Sunday, October 4, 2008
I wasn't planning to bake anything this weekend because my daughter Sarah and I are going to Paris for a week on Tuesday, and I had 28 things on my list of things to do this weekend. Not one of them was baking bread. But then I thought that I remembered Rose writing about a bread she'd baked so she'd have something good to eat on a flight, and I thought that if there was a bread that was flight-worthy, Rose would certainly know about it.
When I went back and read about it again, I realized there was no way I could compete with her organization. She baked the bread, gilded it lightly with mayonnaise, and made lovely chicken sandwiches. Brownies for dessert. Naturally, she not only baked the bread and the brownies, but probably made the mayonnaise and roasted the chicken. Maybe she went out and killed the chicken, too, for all I know. I didn't do all that, but I did bake a fabulous loaf of bread. If I made this bread before every flight I took, I'd feel a lot friendlier toward Northwest Airlines.
This is not a difficult bread to make, but the directions are lengthy, even by Rose's standards, and there are a lot of steps. Last night, while Jim and I were watching Episodes 1 and 2 from the first season of Mad Men (watch it and you'll see why everyone is crazy about this series!), I roasted the walnuts, soaked the cranberries, mixed about a quarter of the walnuts and two kinds of flour in the food processor, and made a sponge with the same two flours (bread and whole wheat), the water the cranberries had soaked in, some barley malt syrup, and some sourdough starter. Amazingly, I had everything on hand. Even the barley malt syrup.
By the time we were done with the second episode, the walnuts were chopped, the cranberries were soaked, and the flour mixture was atop the bubbling dough starter.
This morning, I took the flour and starter out of the refrigerator, and, after I'd had a few cups of coffee--so I was able to read the directions--I mixed up the flour and starter and added the walnuts.
It's so shiny and rich it almost looks like chocolate ice cream (inexplicably resting on a floured counter).
This dough gets shaped into a rectangle and spread with cranberries,
rolled up like a jelly roll,
shaped into a ball, and slipped into a bowl to rise.
After two risings, the dough is shaped into a torpedo, and put into a makeshift couche--this is a stiff linen towel sent to me all the way from England from my blogging buddy Melinda. I closed it with a clothespin, and let it rise again.
I think this must be Rose's only bread that is not baked on a baking stone. I happened to read this warning just as I was about to put the baking stone into the oven. By the bye, my theory has always been that if you can read, you can cook. I think that I've forgotten to read some critical direction in my last three or four baking forays, and I've found that the other side of the coin is that if you can't read, you can't cook. I don't think that I screwed this recipe up, for a change.
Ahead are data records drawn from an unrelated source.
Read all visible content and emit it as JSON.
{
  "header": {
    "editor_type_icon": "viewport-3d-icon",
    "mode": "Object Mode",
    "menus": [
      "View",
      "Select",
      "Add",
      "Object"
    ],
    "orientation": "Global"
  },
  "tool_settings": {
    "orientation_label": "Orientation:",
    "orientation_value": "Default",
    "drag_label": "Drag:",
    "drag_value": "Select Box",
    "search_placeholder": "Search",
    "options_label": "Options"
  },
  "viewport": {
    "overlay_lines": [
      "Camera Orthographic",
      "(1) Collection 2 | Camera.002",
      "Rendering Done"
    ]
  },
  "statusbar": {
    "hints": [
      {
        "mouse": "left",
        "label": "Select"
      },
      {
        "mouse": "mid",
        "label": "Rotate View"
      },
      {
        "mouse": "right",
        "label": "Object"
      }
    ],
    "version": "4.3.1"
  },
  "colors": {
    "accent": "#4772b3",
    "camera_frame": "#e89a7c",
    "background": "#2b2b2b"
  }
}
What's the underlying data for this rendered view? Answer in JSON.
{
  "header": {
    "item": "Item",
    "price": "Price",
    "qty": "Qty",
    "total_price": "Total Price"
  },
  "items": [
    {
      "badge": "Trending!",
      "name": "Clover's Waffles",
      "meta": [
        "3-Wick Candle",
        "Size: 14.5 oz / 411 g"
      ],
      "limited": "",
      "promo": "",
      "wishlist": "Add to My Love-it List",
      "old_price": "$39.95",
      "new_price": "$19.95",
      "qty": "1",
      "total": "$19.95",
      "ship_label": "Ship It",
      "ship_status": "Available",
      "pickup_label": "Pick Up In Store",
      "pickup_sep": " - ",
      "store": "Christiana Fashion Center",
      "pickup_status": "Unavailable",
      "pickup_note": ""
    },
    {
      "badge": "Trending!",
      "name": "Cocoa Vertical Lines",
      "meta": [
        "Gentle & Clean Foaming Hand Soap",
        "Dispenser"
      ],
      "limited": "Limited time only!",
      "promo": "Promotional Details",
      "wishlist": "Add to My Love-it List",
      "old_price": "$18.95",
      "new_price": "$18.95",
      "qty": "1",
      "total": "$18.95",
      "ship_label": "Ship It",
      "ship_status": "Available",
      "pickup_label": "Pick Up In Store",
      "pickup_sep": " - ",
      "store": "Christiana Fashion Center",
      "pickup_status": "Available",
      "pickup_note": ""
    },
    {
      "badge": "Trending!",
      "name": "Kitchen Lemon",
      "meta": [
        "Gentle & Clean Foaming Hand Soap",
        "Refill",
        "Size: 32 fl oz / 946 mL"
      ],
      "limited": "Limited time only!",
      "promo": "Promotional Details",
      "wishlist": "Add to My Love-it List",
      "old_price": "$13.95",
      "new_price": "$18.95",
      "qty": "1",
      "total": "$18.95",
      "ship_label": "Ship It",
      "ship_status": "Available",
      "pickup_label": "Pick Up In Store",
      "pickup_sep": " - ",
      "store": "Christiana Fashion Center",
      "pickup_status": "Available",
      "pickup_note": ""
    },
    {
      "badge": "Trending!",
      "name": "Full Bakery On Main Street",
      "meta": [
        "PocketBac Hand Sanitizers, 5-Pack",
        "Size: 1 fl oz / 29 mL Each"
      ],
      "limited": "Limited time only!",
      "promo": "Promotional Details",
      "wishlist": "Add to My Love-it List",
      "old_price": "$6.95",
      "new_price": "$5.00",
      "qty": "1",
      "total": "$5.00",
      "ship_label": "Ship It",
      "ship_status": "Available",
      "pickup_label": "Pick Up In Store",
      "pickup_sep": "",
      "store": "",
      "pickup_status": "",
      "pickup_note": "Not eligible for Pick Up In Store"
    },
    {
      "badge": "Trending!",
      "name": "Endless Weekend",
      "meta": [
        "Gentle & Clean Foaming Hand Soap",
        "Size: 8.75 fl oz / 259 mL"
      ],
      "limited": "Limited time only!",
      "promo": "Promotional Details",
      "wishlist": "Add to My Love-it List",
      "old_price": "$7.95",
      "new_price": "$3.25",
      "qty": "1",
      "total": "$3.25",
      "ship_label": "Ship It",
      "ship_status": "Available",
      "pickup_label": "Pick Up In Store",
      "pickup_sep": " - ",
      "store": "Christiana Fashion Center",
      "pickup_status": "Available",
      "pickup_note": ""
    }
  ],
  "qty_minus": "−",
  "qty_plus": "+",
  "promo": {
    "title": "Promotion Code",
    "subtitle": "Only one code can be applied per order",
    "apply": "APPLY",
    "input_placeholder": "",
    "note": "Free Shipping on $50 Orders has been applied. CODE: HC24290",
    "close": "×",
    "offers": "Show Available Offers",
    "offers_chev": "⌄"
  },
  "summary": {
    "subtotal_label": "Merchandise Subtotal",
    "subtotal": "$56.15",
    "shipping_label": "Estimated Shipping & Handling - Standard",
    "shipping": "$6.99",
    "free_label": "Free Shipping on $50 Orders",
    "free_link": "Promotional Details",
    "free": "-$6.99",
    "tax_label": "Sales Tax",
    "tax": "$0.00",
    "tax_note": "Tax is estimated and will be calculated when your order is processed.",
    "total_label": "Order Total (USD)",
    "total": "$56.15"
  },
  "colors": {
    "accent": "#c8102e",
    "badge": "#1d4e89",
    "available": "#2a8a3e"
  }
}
No baking stone because the cranberry water has sugar and and the malt syrup also has sugar, both of which make the bread vulnerable to burning. You further protect it by draping aluminum foil over the bread after it's baked about 20 minutes.
I sliced two pieces for each of us and we were both faced with the butter-or-no-butter dilemma. Jim opted for none, and swore that it needed none (although he spread some on, none too thinly, on his next piece and didn't seem unhappy), but I volunteered to taste-test it with butter added. (In the spirit of The Mad Men--set in the day when food and drink had not yet turned into our enemies). This bread is so tasty that it doesn't need butter. But it's not harmed by it either. I highly recommend this bread, although you might want to try it on a weekend where you to-do list is not quite so daunting. Or you might want to ignore your to-do list, and just bake the bread.